* [What you have to do] Repeat each line of the material below exactly.

* [Given data]
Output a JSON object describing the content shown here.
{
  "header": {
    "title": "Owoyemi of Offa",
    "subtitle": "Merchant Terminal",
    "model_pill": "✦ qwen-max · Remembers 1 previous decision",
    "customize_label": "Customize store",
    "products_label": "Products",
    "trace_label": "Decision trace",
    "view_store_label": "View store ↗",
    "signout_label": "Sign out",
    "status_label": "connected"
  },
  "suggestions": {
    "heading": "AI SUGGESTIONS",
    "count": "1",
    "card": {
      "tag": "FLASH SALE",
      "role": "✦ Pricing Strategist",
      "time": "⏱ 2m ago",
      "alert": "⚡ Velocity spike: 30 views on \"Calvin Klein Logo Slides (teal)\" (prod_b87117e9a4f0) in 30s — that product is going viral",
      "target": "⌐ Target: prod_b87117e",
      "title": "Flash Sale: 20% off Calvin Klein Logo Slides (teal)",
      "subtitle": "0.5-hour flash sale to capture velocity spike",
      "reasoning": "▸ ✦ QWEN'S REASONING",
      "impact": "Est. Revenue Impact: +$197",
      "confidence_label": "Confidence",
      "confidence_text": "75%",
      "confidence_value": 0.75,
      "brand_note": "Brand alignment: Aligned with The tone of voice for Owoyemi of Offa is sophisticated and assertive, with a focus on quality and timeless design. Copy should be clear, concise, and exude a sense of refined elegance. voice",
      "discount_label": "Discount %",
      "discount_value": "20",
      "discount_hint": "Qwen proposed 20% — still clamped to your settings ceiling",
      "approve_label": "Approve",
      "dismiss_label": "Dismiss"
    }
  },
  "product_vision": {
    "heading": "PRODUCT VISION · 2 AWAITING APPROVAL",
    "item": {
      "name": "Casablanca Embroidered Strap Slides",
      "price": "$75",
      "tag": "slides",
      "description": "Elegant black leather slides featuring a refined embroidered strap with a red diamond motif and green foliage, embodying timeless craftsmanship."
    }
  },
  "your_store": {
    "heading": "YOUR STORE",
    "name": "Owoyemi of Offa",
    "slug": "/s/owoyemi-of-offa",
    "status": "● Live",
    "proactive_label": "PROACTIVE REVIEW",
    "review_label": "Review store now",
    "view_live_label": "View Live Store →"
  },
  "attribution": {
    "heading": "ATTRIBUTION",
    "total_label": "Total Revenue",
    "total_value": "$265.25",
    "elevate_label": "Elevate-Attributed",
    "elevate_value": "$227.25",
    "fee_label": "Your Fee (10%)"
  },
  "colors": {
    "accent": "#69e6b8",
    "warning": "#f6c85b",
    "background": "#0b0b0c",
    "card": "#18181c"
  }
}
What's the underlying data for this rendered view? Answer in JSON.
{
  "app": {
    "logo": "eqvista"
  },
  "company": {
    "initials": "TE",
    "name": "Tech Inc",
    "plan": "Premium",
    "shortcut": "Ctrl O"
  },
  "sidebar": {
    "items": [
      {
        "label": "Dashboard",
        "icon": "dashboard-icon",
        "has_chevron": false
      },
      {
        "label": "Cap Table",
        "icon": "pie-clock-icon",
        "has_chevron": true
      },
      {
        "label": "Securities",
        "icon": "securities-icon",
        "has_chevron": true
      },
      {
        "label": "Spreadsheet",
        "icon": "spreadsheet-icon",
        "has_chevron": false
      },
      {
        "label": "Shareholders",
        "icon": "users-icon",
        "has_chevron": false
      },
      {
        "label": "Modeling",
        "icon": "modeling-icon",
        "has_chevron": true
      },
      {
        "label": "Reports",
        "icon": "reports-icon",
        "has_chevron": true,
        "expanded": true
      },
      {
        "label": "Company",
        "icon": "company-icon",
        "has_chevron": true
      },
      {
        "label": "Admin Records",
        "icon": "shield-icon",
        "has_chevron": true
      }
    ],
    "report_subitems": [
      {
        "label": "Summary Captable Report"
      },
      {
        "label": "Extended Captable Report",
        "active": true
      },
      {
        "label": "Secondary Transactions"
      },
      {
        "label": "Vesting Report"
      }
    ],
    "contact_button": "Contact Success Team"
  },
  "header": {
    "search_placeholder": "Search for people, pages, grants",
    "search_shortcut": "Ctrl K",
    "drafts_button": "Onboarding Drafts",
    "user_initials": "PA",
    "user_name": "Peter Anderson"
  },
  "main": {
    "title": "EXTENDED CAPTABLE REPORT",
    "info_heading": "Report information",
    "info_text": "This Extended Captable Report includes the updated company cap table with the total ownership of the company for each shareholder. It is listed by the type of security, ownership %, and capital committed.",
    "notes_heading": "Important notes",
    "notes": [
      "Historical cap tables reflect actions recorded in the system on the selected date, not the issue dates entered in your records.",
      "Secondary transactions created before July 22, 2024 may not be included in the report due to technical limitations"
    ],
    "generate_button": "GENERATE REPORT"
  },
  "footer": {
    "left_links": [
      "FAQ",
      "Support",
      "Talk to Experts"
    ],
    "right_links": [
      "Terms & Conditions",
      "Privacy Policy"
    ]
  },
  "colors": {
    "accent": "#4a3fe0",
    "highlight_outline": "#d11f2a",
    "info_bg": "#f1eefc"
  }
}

* [Answer to this problem]
Output a JSON object describing the content shown here.
{
  "header": {
    "title": "Owoyemi of Offa",
    "subtitle": "Merchant Terminal",
    "model_pill": "✦ qwen-max · Remembers 1 previous decision",
    "customize_label": "Customize store",
    "products_label": "Products",
    "trace_label": "Decision trace",
    "view_store_label": "View store ↗",
    "signout_label": "Sign out",
    "status_label": "connected"
  },
  "suggestions": {
    "heading": "AI SUGGESTIONS",
    "count": "1",
    "card": {
      "tag": "FLASH SALE",
      "role": "✦ Pricing Strategist",
      "time": "⏱ 2m ago",
      "alert": "⚡ Velocity spike: 30 views on \"Calvin Klein Logo Slides (teal)\" (prod_b87117e9a4f0) in 30s — that product is going viral",
      "target": "⌐ Target: prod_b87117e",
      "title": "Flash Sale: 20% off Calvin Klein Logo Slides (teal)",
      "subtitle": "0.5-hour flash sale to capture velocity spike",
      "reasoning": "▸ ✦ QWEN'S REASONING",
      "impact": "Est. Revenue Impact: +$197",
      "confidence_label": "Confidence",
      "confidence_text": "75%",
      "confidence_value": 0.75,
      "brand_note": "Brand alignment: Aligned with The tone of voice for Owoyemi of Offa is sophisticated and assertive, with a focus on quality and timeless design. Copy should be clear, concise, and exude a sense of refined elegance. voice",
      "discount_label": "Discount %",
      "discount_value": "20",
      "discount_hint": "Qwen proposed 20% — still clamped to your settings ceiling",
      "approve_label": "Approve",
      "dismiss_label": "Dismiss"
    }
  },
  "product_vision": {
    "heading": "PRODUCT VISION · 2 AWAITING APPROVAL",
    "item": {
      "name": "Casablanca Embroidered Strap Slides",
      "price": "$75",
      "tag": "slides",
      "description": "Elegant black leather slides featuring a refined embroidered strap with a red diamond motif and green foliage, embodying timeless craftsmanship."
    }
  },
  "your_store": {
    "heading": "YOUR STORE",
    "name": "Owoyemi of Offa",
    "slug": "/s/owoyemi-of-offa",
    "status": "● Live",
    "proactive_label": "PROACTIVE REVIEW",
    "review_label": "Review store now",
    "view_live_label": "View Live Store →"
  },
  "attribution": {
    "heading": "ATTRIBUTION",
    "total_label": "Total Revenue",
    "total_value": "$265.25",
    "elevate_label": "Elevate-Attributed",
    "elevate_value": "$227.25",
    "fee_label": "Your Fee (10%)"
  },
  "colors": {
    "accent": "#69e6b8",
    "warning": "#f6c85b",
    "background": "#0b0b0c",
    "card": "#18181c"
  }
}
What's the underlying data for this rendered view? Answer in JSON.
{
  "app": {
    "logo": "eqvista"
  },
  "company": {
    "initials": "TE",
    "name": "Tech Inc",
    "plan": "Premium",
    "shortcut": "Ctrl O"
  },
  "sidebar": {
    "items": [
      {
        "label": "Dashboard",
        "icon": "dashboard-icon",
        "has_chevron": false
      },
      {
        "label": "Cap Table",
        "icon": "pie-clock-icon",
        "has_chevron": true
      },
      {
        "label": "Securities",
        "icon": "securities-icon",
        "has_chevron": true
      },
      {
        "label": "Spreadsheet",
        "icon": "spreadsheet-icon",
        "has_chevron": false
      },
      {
        "label": "Shareholders",
        "icon": "users-icon",
        "has_chevron": false
      },
      {
        "label": "Modeling",
        "icon": "modeling-icon",
        "has_chevron": true
      },
      {
        "label": "Reports",
        "icon": "reports-icon",
        "has_chevron": true,
        "expanded": true
      },
      {
        "label": "Company",
        "icon": "company-icon",
        "has_chevron": true
      },
      {
        "label": "Admin Records",
        "icon": "shield-icon",
        "has_chevron": true
      }
    ],
    "report_subitems": [
      {
        "label": "Summary Captable Report"
      },
      {
        "label": "Extended Captable Report",
        "active": true
      },
      {
        "label": "Secondary Transactions"
      },
      {
        "label": "Vesting Report"
      }
    ],
    "contact_button": "Contact Success Team"
  },
  "header": {
    "search_placeholder": "Search for people, pages, grants",
    "search_shortcut": "Ctrl K",
    "drafts_button": "Onboarding Drafts",
    "user_initials": "PA",
    "user_name": "Peter Anderson"
  },
  "main": {
    "title": "EXTENDED CAPTABLE REPORT",
    "info_heading": "Report information",
    "info_text": "This Extended Captable Report includes the updated company cap table with the total ownership of the company for each shareholder. It is listed by the type of security, ownership %, and capital committed.",
    "notes_heading": "Important notes",
    "notes": [
      "Historical cap tables reflect actions recorded in the system on the selected date, not the issue dates entered in your records.",
      "Secondary transactions created before July 22, 2024 may not be included in the report due to technical limitations"
    ],
    "generate_button": "GENERATE REPORT"
  },
  "footer": {
    "left_links": [
      "FAQ",
      "Support",
      "Talk to Experts"
    ],
    "right_links": [
      "Terms & Conditions",
      "Privacy Policy"
    ]
  },
  "colors": {
    "accent": "#4a3fe0",
    "highlight_outline": "#d11f2a",
    "info_bg": "#f1eefc"
  }
}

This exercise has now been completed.